We all met on the public range at my gun club, the West End Gun Club, up in Meyer Canyon in the San Gabriel Mountain Foothills north of Fontana, California. Instructors were Claremont Institute Senior Fellows Professors Dan Palm and Ed Erler, Vietnam veteran and crack shotgunner John Schmutzer, and yours truly.
After a review of the Four Rules and the range’s policies and rules, and with eye and ear protection in place, we started the Fellows out shooting a lineup of rifles. Each rifle came from an era in American military history, briefly described by Drs. Palm and Erler, from the M1 Garand and M1A rifles of World War II, on to semiauto civilian versions of the M14 of the Korean War and early Vietnam War, to the AR 15 of Vietnam and after, to a rail-equipped AR representing the current iteration of this incredibly versatile, modular sporting rifle.
After a couple of hours on the rifle end of the range, we moved over to the pistol side. I reviewed once again the Four Rules, then the fundamentals of handgun shooting including stance, grip, sight alignment, sight picture, and trigger control. Then all hands blazed away on the firing line with a mix of 1911-model .45 ACP pistols, Sigs and Rugers in .22 caliber and 9 mm., a Ruger revolver in .357 Magnum, and the classic Dirty Harry handgun—a Smith & Wesson Model 29 revolver chambered for .44 Magnum.
After the shooting session, and with all spent brass policed up, the group moved off the firing line to a layout of barbecue with all the sides and nonalcoholic beverages. Professor Ed Erler continued his tradition of a lunchtime lecture on The Second Amendment as an Expression of First Principles. This 2013 Imprimis article was widely circulated when first published, and it gives the Publius Fellows intellectual background on the Second Amendment that they would never get in most university political science courses.
This year’s group were less experienced shooters overall than last year’s, but all were the good students we already knew them to be. And new to this year’s group were two junior shooters, the children of two of the party.
I am always heartened by the reaction of other club members we run into during this annual event when they find out our group are smart, young people in public life who not only know about guns, but fully support our Second Amendment right to keep and bear arms. The club’s range officer this year was particularly happy to learn about them.
DRGO has roots in the Claremont Institute. Remember that the Claremont Institute’s president at that time, Dr. Larry Arnn, adopted Doctors for Responsible Gun Ownership as one of the Institute’s projects in 1994. Our fledgling project was greatly assisted by the capable staff there, including editing and public affairs support. Most recently DRGO was the client of the Claremont Institute’s Center for Constitutional Jurisprudence, with the Center’s Clinic Director Anthony T. Caso authoring DRGO’s 2012 amicus curiae brief for the state in the federal court case Wollschlaeger v. Governor of the State of Florida.

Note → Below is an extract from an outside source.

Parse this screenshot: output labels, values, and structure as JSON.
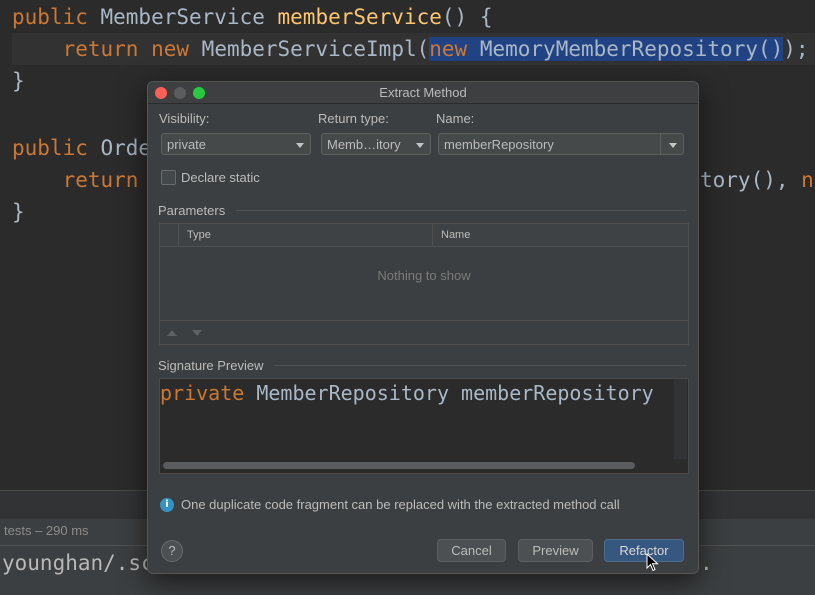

The Claremont Institute’s mission is “to restore the principles of the American Founding to their rightful, preeminent authority in our national life.” To understand how vitally important this restoration is, we need only look at how badly the Second Amendment had fared in American politics up until a decade ago, and how poorly it is honored in some places even today. The Claremont Institute’s work over the years has guided policy makers in following the Constitution, without which private gun ownership in America would be a thing of the past. DRGO is proud to have been part of the Claremont Institute and to retain ties of friendship with its good people.

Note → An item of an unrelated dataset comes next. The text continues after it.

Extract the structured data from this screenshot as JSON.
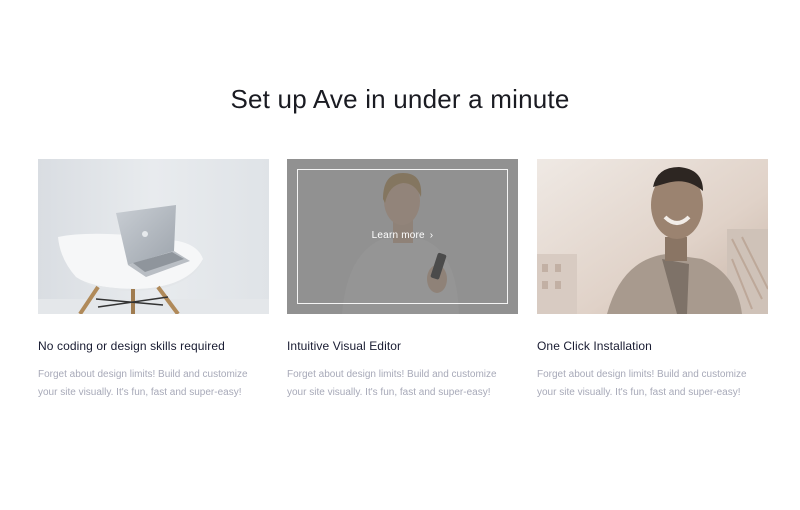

I’m looking forward to Independence Day 2020, when we will infuse another class of Publius Fellows with the spirit of the Second Amendment.
—Timothy Wheeler, MD is the founder and former director of Doctors for Responsible Gun Ownership, and a retired head and neck surgeon.